------ Material shown

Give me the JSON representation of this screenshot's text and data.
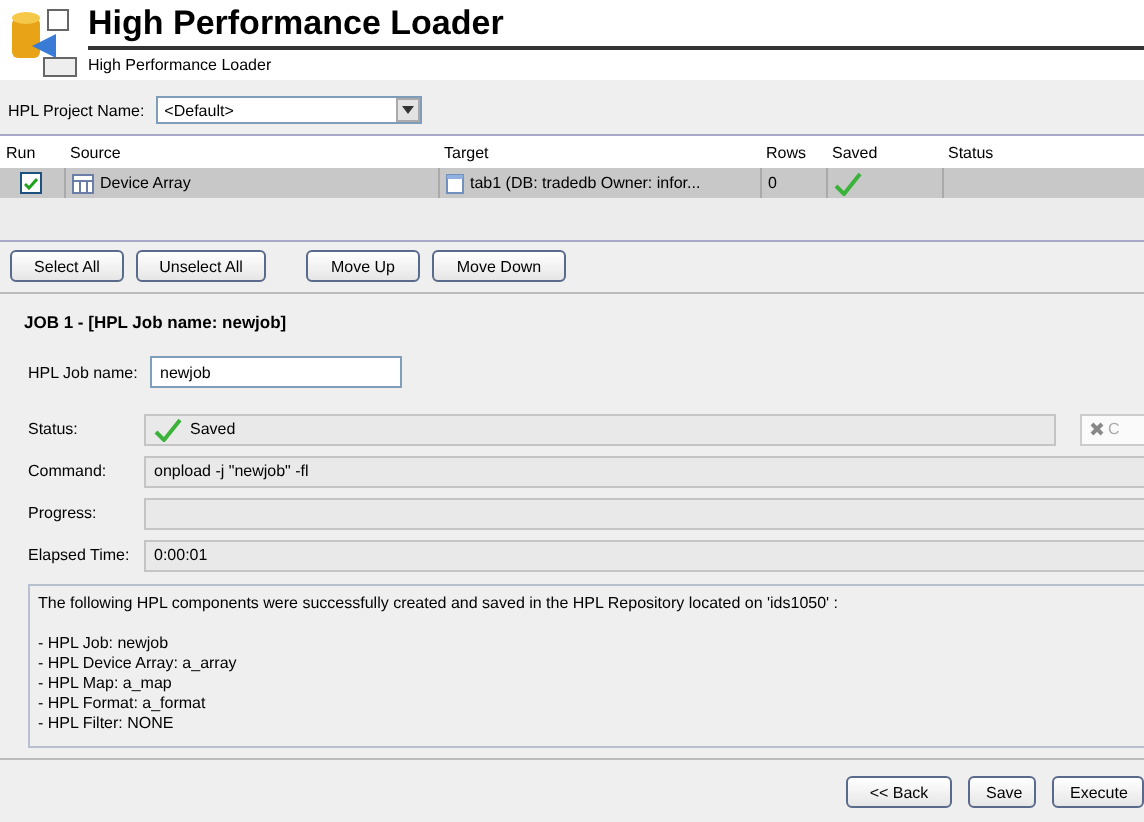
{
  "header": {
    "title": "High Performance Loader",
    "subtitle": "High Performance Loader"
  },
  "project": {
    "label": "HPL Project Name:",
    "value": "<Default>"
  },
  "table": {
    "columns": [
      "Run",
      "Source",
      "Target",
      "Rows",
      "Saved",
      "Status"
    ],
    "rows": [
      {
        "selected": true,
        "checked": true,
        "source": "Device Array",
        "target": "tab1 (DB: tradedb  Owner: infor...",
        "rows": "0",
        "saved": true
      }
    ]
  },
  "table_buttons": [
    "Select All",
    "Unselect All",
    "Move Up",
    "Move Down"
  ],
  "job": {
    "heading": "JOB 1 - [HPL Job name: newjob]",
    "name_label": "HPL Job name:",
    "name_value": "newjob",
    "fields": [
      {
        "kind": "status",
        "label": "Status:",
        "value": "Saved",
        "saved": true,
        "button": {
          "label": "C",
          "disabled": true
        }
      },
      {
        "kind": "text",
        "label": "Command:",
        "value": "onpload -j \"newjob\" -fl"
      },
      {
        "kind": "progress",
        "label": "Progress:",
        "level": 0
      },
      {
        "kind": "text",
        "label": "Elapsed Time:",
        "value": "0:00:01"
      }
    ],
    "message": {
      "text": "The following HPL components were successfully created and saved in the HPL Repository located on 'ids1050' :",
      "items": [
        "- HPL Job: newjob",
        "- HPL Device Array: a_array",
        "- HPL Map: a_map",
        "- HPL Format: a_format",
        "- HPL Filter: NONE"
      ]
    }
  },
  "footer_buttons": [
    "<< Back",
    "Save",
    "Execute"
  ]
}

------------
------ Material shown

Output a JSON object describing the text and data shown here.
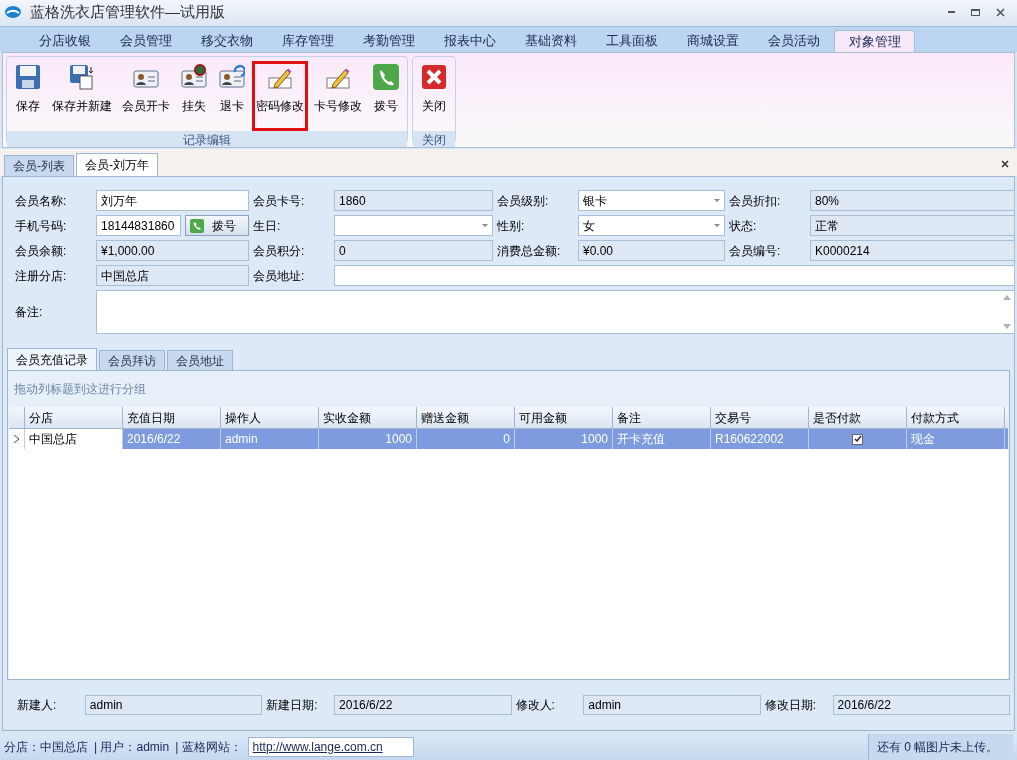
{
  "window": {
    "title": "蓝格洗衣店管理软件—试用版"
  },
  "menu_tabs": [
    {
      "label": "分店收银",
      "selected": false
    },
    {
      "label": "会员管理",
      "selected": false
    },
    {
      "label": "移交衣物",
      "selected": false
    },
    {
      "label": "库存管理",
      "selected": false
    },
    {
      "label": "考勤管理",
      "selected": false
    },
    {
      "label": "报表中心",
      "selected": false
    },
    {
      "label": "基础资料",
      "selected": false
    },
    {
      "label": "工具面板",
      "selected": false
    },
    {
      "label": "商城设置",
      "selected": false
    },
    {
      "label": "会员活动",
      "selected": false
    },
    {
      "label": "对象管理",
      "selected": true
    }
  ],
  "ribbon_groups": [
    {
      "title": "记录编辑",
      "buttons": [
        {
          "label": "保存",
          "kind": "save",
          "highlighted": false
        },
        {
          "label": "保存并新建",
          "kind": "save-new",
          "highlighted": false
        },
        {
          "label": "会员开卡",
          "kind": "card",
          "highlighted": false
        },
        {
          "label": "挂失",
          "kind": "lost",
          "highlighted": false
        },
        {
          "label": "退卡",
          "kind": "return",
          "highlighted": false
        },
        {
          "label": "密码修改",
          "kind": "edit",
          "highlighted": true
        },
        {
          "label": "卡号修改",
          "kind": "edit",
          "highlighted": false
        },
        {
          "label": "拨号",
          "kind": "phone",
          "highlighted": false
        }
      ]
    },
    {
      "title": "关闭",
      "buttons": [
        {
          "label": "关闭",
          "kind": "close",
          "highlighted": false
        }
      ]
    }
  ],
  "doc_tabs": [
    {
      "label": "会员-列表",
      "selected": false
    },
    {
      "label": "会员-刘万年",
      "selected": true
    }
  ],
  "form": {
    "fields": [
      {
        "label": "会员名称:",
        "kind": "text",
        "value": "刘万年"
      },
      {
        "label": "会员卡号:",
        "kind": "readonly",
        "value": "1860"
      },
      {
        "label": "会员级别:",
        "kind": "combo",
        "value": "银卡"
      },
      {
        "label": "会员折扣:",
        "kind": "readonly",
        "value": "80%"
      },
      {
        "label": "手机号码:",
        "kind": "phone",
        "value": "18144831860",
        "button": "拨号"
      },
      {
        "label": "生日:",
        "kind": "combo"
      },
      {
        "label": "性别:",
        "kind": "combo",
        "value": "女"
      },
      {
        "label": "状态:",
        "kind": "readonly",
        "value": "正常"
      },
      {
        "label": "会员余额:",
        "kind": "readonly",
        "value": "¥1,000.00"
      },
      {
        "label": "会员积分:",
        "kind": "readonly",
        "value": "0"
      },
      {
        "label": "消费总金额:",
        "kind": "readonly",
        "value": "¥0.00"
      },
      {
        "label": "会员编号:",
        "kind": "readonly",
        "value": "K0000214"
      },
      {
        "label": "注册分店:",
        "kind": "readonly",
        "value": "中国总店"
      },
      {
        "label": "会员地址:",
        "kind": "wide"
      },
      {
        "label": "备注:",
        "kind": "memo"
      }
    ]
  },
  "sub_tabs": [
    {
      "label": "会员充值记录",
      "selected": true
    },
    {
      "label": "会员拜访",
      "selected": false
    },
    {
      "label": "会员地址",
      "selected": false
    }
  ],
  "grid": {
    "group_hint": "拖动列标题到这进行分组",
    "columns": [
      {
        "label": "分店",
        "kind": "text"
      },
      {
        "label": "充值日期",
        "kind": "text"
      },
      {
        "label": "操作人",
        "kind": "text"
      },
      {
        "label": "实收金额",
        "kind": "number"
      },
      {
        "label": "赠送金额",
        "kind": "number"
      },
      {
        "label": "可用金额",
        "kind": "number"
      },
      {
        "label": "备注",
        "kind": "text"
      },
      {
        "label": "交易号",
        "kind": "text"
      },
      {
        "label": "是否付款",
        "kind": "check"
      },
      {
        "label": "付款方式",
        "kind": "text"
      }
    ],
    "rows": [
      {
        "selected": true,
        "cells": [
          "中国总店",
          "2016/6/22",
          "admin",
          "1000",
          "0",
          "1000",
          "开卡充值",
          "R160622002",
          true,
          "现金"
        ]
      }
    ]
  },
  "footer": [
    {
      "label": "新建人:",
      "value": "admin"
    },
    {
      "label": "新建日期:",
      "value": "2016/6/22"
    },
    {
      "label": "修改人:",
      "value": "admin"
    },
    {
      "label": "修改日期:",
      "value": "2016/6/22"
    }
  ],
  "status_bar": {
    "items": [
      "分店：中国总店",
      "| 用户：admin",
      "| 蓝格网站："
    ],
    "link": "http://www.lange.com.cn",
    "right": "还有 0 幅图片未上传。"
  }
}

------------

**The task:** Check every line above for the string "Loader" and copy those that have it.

**Written answer:**
    "title": "High Performance Loader",
    "subtitle": "High Performance Loader"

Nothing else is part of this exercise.